The Generals and Admirals: Lorenzo Thomas (1804 - 1879)
Adjutant-General of the Army who was assigned a major role in the recruitment of black soldiers for the Union Army in March 1863. He had previously served as chief of staff to General Winfield Scott.
One reason that Thomas was selected to lead black recruitment was that Secretary of War Edwin M. Stanton had little use for him. "Certainly Lorenzo Thomas and Edwin Stanton were extremely unlike in habit, temperament, and training. Thomas seems to have been infatuated with paper work and regulations," wrote historian Dudley Taylor Cornish.1 Shortly after he took over at the War Department, Stanton proposed that Thomas act as an aide and bodyguard for the Commander-in-Chief. President Lincoln responded: "On reflection I think it will not do as a rule for the Adjutant General to attend me wherever I go; not that I have any objection to his presence, but that it would be an uncompensating encumbrance both to him and me. When it shall occur to me to go anywhere, I wish to be free to go at once, and not to have to notify the Adjutant General, and wait till he can get ready. It is better too, for the public service, that he shall give his time to the business of his office, and not to personal attendance on me. While I thank you for the kindness of the suggestion, my view of the matter is as I have stated."2
Sending Thomas to the Mississippi River Valley seemed a convenient way to get rid of him. Cornish wrote: "With only twenty-four hours' warning, Thomas was dispatched to the Mississippi with sweeping authority and huge responsibilities. Stanton probably found in the policy problem presented by the Negro soldier a solution to his personal problem. With the one stone of his orders of March 25 he killed the two birds: the organization of Negro troops was initiated by a high officer of the War Department and the secretary of war was freed of the presence of that officer in Washington."3
John Hay recalled an interchange between President Lincoln and General Thomas on August 1, 1863, as Thomas was preparing to leave for the Mississippi River valley to begin his work. "General! You are going about a most important work. There is a draft down there which can be enforced." Thomas replied: "I will enforce it." Thomas later repeated the President's remark at lunch, leading Hay to observe: "I regard his attitude as most significant. He is a man accustomed through a long lifetime to watch with eager interest the intentions of power and the course of events; till he has acquired an instinct of expediency which answers to him the place of sagacity & principle. He is a straw which shows whither the wind is blowing. The tendency of the country is to universal freedom, when men like Thomas make abolition speeches at public dinners."4
A few days later, President Lincoln wrote General Ulysses S. Grant: "Gen. Thomas has gone again to the Mississippi Valley, with the view of raising colored troops. I have no reason to doubt that you are doing what you reasonably can upon the same subject. I believe it is a resource which if vigourously applied now, will soon close the contest-- It works doubly, weakening the enemy & strengthening us, We were not fully ripe for it, until the river was opened.

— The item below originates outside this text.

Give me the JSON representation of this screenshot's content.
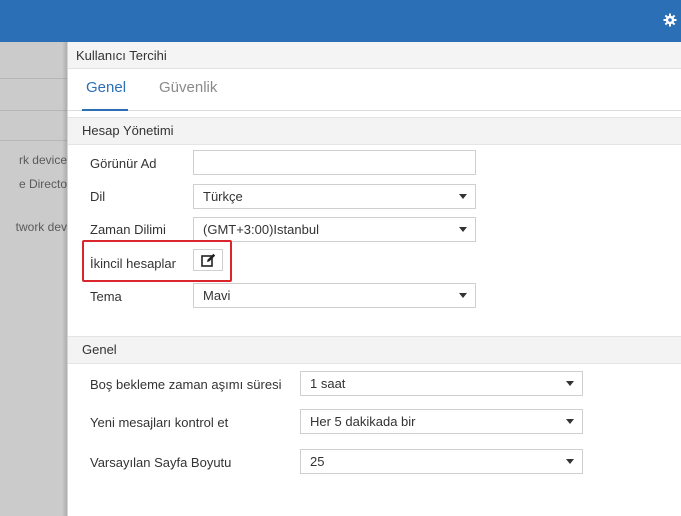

Now, I think at least a hundred thousand can, and ought to be rapidly organized along it's shores, relieving all white troops to serve elsewhere."5
Later in the month, Grant replied: "There has been great difficulty in getting able bodied negroes to fill up the colored regiments in consequence of the rebel cavalry run[n]ing off all that class to Georgia and Texas. This is especially the case for a distance of fifteen or twenty miles on each side of the river. I am now however sending two expeditions into Louisiana, one from Natchez to Harrisonburg and one from Goodrich's Landing to Monroe, that I expect will bring back a large number. I have ordered recruiting officers to accompany these expeditions. I am also moving a Brigade of Cavalry from Tennessee to Vicksburg which will enable me to move troops to a greater distance into the interior and will facilitate materially the recruiting service."

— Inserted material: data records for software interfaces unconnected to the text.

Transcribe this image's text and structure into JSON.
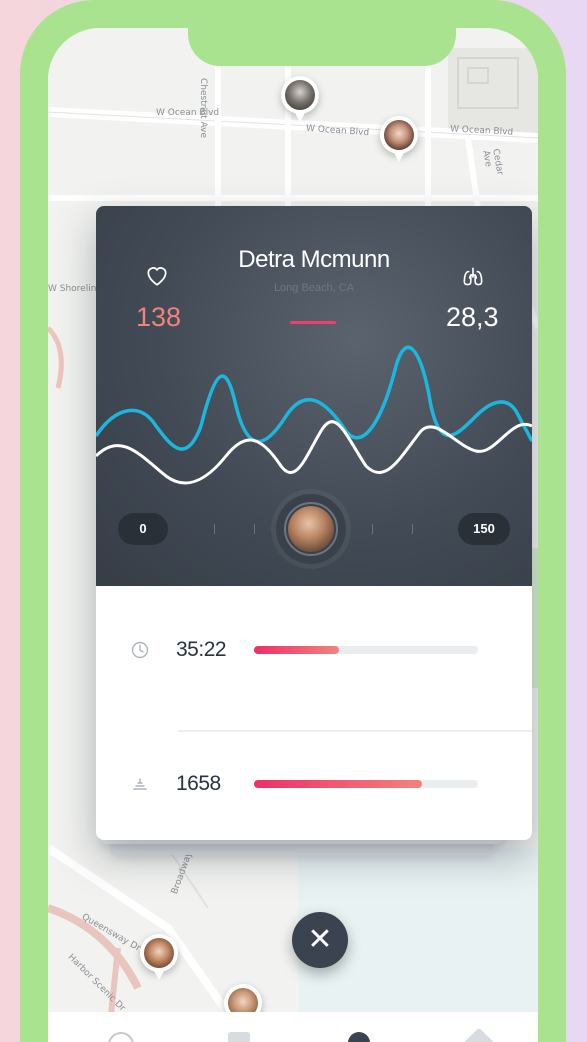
{
  "map": {
    "roads": [
      "W Ocean Blvd",
      "W Ocean Blvd",
      "W Ocean Blvd",
      "Chestnut Ave",
      "Cedar Ave",
      "W Shoreline Dr",
      "Queensway Dr",
      "Harbor Scenic Dr",
      "Broadway"
    ]
  },
  "profile": {
    "name": "Detra Mcmunn",
    "location": "Long Beach, CA"
  },
  "stats": {
    "heart_rate": "138",
    "lungs": "28,3",
    "heart_icon": "heart-icon",
    "lungs_icon": "lungs-icon",
    "heart_color": "#f0837a"
  },
  "slider": {
    "min_label": "0",
    "max_label": "150"
  },
  "metrics": [
    {
      "icon": "clock-icon",
      "value": "35:22",
      "fill": 0.38
    },
    {
      "icon": "distance-icon",
      "value": "1658",
      "fill": 0.75
    }
  ],
  "colors": {
    "accent": "#ec3f6b",
    "wave_blue": "#1bb7df",
    "wave_white": "#ffffff",
    "phone_frame": "#a9e38f"
  },
  "close_icon": "close-icon"
}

Grant added: "Gen. Thomas is now with me and you may rely on it I will give him all the aid in my power. I would do this whether the arming the negro seemed to me a wise policy or not, because it is an order that I am bound to obey and do not feel that in my position I have a right to question any policy of the Government. In this particular instance there is no objection however to my expressing an honest conviction. That is, by arming the negro we have added a powerful ally. They will make good soldiers and taking them from the enemy weaken him in the same proportion they strengthen us. I am therefore most decidedly in favor of pushing this policy to the enlistment of a force sufficient to hold all the South falling into our hands and to aid in capturing more."6
General Thomas and the President corresponded frequently on military and civil affairs while Thomas was in the field. On June 13, 1864, for example, Mr. Lincoln asked Thomas to investigate allegations that military recruiters in Kentucky were illegally recruiting slaves into the Army.
Thomas faced one more battle with the Secretary of War, however. In 1868 President Andrew Johnson ordered Thomas to replace Stanton in the Cabinet - after Ulysses S. Grant turned down the post. Stanton refused to let Thomas into his office, but the resulting controversy contributed to Johnson's impeachment.